» **Exercise brief**: Where does the string "name" appear in the material? Copy each line that holds it.

» **Data to use**:
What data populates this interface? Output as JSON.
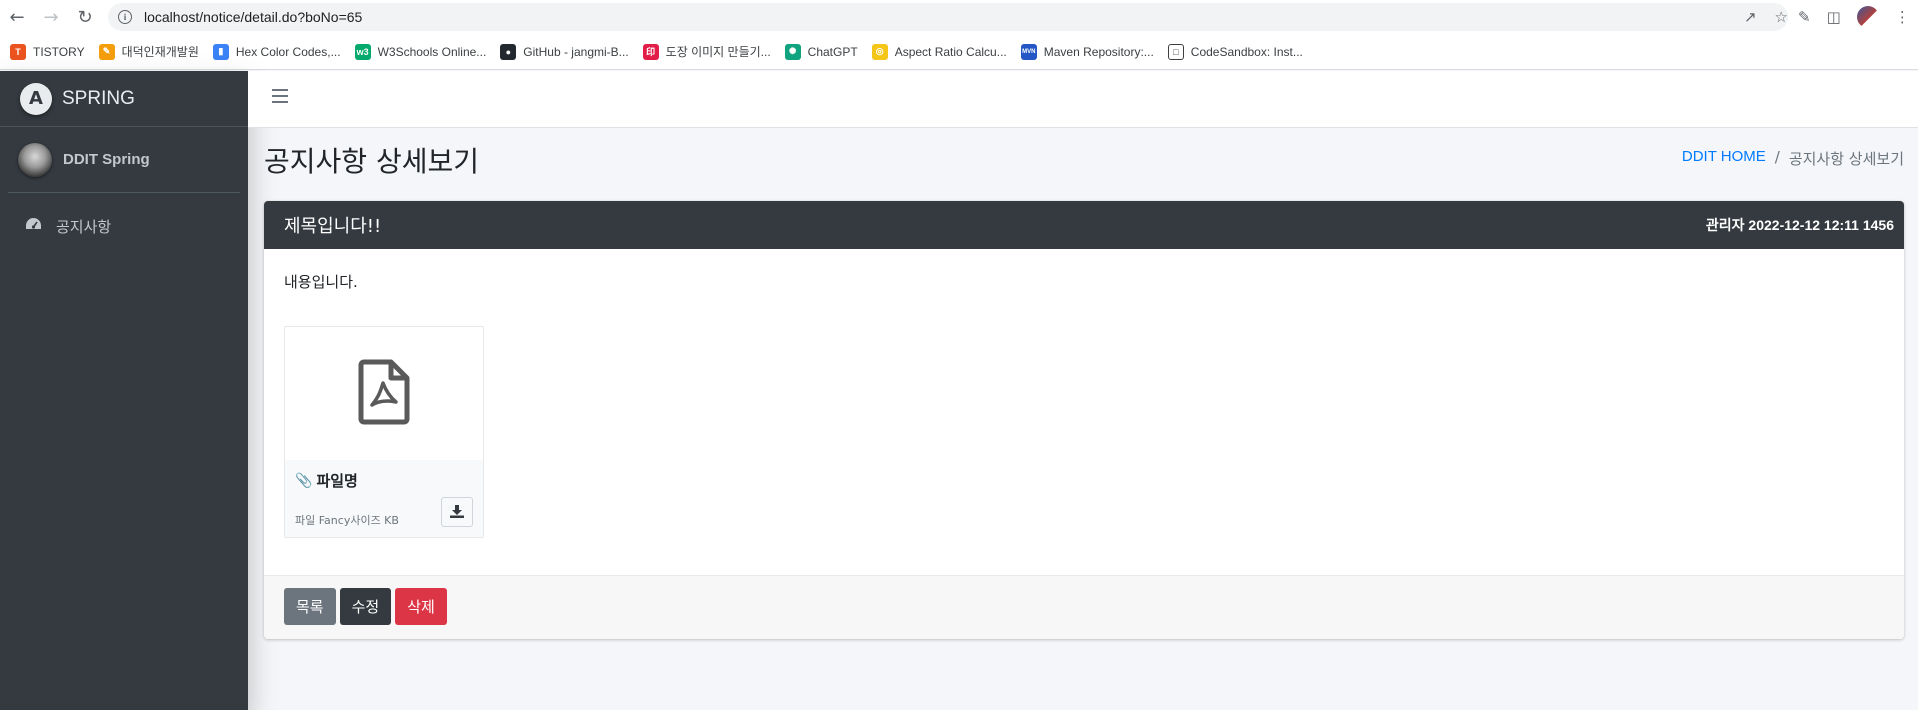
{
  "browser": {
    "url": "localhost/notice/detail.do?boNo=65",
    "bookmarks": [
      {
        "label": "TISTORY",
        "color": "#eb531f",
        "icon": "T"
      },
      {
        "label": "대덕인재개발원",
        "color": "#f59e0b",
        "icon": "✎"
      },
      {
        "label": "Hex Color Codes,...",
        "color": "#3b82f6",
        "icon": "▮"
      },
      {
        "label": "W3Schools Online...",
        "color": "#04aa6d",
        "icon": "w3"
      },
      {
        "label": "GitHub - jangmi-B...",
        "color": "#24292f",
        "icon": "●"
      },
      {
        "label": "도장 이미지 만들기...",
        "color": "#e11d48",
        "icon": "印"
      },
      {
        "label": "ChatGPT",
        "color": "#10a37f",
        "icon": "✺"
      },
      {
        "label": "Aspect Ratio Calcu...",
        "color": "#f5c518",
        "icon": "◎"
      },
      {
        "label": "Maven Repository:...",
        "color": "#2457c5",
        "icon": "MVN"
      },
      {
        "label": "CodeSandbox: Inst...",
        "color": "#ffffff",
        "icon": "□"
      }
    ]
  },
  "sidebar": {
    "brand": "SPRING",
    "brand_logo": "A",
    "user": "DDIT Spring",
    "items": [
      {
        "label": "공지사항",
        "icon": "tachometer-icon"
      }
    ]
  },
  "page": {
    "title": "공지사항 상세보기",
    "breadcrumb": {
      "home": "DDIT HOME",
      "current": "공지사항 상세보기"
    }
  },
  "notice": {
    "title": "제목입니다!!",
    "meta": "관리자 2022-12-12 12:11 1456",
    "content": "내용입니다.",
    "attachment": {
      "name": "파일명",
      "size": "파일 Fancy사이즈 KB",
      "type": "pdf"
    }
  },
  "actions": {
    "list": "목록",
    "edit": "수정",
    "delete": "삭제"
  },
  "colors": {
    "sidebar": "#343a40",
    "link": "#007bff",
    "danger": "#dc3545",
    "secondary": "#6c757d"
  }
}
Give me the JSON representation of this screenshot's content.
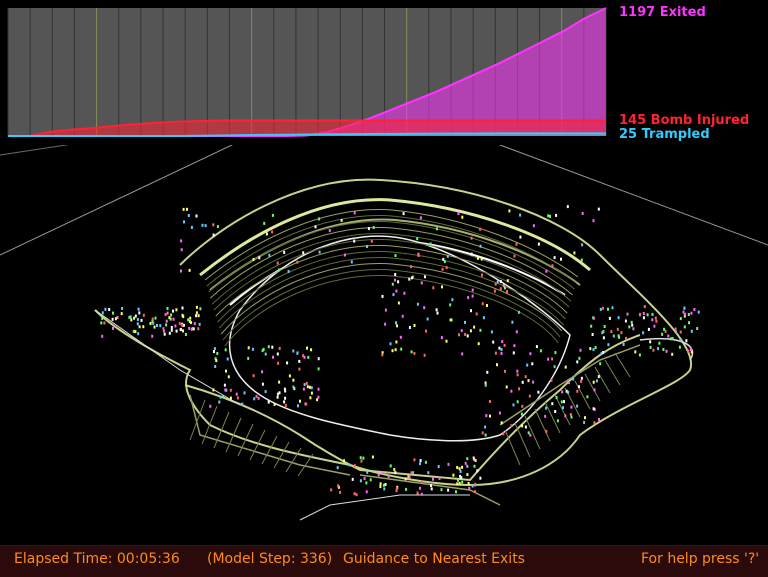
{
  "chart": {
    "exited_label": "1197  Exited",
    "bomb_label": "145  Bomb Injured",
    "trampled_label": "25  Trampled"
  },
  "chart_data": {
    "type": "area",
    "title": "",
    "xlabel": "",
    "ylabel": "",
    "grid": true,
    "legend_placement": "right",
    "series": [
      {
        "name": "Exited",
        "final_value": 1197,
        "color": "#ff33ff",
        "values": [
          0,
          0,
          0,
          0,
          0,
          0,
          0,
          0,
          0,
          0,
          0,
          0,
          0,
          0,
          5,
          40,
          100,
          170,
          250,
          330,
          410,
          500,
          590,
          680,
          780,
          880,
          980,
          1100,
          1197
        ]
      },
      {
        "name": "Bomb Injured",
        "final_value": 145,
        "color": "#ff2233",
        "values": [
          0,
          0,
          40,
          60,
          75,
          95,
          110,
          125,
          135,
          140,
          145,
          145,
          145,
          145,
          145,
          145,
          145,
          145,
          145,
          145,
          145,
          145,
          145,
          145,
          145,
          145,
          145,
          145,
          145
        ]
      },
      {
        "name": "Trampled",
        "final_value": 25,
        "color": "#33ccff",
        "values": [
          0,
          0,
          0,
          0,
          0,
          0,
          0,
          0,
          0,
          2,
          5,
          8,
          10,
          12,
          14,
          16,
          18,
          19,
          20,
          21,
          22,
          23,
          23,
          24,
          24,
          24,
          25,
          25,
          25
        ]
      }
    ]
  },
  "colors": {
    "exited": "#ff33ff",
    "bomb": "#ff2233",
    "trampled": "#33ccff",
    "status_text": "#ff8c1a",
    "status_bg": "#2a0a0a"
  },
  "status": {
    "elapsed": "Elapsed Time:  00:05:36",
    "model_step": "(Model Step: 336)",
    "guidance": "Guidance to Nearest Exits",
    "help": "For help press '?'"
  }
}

» **Written solution**:
      "name": "파일명",
        "name": "Exited",
        "name": "Bomb Injured",
        "name": "Trampled",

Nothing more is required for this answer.